Problem to solve: In the data, find each line where the word "JSON" appears and list that line.

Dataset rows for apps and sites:
☆ ☆ ☆ ☆ ☆ ☆ ☆
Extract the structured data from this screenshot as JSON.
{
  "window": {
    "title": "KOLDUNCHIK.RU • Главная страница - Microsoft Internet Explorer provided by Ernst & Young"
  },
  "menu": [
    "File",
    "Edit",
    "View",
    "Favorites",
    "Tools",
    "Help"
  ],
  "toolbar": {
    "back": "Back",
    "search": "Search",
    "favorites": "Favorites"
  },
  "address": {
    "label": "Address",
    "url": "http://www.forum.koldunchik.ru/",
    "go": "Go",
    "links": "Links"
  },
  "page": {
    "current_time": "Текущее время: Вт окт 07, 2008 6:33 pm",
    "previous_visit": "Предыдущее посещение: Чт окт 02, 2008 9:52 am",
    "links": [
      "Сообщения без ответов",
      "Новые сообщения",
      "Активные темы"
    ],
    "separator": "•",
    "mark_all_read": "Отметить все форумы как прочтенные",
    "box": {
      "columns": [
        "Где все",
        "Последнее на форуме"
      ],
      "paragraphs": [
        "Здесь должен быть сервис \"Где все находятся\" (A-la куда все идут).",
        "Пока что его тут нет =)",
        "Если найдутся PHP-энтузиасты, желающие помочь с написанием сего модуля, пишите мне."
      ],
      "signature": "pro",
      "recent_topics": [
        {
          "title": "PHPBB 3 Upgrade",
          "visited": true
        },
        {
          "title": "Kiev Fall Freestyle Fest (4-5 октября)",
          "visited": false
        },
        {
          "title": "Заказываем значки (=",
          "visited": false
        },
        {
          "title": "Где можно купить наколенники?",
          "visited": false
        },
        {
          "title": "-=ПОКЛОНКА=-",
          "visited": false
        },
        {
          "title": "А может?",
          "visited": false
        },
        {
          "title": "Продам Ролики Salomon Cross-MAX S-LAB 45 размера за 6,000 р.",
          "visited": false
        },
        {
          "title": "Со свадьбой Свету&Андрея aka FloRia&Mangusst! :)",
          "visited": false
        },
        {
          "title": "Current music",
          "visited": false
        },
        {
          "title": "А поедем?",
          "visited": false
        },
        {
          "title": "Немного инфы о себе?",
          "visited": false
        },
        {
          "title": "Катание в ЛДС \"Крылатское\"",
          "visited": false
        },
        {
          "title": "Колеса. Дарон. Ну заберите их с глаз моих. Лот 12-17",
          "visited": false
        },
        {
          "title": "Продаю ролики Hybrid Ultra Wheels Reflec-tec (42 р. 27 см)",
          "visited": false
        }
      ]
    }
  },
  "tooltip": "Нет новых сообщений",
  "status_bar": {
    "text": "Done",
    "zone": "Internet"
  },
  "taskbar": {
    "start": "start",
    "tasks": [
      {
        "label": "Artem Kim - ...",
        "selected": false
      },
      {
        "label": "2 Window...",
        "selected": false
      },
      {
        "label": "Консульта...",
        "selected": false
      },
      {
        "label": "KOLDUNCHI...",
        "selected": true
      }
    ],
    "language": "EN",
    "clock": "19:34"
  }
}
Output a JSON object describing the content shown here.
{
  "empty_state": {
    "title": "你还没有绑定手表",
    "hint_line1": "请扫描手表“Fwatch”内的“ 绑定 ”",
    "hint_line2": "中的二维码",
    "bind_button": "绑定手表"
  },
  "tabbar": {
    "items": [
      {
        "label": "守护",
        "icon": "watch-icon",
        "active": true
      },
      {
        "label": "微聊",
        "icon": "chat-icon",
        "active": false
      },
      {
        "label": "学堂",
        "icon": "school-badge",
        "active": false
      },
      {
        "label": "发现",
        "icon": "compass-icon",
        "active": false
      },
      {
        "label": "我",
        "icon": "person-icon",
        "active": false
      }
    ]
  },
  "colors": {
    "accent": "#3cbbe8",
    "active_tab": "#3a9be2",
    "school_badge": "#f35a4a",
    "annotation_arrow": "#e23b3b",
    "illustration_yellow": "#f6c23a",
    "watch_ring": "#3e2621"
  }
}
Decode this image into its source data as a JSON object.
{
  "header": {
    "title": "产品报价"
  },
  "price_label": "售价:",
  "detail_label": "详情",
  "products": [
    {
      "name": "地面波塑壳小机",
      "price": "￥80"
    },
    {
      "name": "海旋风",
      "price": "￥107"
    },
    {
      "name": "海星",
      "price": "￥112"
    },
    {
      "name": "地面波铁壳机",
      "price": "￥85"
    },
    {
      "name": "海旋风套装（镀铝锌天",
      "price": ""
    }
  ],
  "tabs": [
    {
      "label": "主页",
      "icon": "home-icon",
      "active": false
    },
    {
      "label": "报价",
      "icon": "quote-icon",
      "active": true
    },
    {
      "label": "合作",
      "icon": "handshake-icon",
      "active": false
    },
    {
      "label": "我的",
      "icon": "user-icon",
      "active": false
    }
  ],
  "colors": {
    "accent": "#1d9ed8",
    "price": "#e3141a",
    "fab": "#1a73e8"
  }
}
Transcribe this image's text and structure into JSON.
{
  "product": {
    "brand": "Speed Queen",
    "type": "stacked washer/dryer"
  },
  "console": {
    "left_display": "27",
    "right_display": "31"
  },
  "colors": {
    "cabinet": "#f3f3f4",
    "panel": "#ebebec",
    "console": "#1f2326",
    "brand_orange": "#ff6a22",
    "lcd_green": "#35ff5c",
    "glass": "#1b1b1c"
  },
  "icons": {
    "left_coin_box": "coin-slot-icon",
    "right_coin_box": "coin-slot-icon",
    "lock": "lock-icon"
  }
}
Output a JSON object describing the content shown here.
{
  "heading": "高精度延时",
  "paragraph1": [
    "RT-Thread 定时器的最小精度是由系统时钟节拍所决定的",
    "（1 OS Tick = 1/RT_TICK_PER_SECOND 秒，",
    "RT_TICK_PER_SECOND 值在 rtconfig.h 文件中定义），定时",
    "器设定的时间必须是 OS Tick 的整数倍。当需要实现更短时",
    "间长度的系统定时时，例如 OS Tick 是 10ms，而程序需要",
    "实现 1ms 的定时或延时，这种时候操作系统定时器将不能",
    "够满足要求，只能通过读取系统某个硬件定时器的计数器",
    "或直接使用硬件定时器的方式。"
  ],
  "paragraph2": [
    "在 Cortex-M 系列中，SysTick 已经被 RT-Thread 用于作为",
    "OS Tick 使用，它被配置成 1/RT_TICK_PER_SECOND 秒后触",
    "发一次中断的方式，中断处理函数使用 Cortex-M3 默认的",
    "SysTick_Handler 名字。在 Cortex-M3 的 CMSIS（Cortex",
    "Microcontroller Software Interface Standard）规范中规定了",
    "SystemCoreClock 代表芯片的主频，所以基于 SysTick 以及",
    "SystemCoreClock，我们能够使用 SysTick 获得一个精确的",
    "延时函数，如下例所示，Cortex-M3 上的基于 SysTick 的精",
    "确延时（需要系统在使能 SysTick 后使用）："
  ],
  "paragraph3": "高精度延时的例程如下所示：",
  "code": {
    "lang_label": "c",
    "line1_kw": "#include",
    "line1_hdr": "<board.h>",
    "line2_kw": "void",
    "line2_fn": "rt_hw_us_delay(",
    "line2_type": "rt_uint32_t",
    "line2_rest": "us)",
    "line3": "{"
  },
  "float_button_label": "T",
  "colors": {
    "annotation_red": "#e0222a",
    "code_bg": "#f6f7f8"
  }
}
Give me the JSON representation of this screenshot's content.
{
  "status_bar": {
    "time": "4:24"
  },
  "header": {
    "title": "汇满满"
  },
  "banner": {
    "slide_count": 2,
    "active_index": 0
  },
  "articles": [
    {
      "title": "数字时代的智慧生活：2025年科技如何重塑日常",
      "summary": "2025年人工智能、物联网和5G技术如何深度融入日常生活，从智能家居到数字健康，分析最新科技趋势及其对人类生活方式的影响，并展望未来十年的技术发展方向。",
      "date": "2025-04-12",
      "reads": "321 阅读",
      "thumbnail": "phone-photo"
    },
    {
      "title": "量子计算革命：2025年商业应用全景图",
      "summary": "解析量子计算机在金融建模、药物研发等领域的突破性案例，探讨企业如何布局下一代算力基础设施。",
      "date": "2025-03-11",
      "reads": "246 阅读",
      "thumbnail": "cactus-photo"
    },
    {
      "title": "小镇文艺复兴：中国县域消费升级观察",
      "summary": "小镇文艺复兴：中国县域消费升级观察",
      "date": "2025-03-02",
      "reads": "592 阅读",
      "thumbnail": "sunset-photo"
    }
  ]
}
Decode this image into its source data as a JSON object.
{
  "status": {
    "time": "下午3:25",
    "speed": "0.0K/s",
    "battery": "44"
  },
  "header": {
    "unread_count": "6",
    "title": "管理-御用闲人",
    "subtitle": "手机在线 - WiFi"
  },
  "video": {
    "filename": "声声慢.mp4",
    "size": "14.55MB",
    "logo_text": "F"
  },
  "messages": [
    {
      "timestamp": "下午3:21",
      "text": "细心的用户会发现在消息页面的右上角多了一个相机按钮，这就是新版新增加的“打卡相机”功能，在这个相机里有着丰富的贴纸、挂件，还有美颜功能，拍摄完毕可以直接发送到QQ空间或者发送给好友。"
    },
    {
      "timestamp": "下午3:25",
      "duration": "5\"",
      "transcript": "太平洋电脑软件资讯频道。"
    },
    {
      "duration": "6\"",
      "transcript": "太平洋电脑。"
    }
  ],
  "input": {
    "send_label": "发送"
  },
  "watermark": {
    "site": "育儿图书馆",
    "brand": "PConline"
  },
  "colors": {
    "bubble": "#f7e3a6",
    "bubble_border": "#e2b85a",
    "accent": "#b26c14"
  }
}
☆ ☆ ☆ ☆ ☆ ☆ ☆
Response to the task:
Extract the structured data from this screenshot as JSON.
Output a JSON object describing the content shown here.
Decode this image into its source data as a JSON object.
Transcribe this image's text and structure into JSON.
Output a JSON object describing the content shown here.
Give me the JSON representation of this screenshot's content.
Decode this image into its source data as a JSON object.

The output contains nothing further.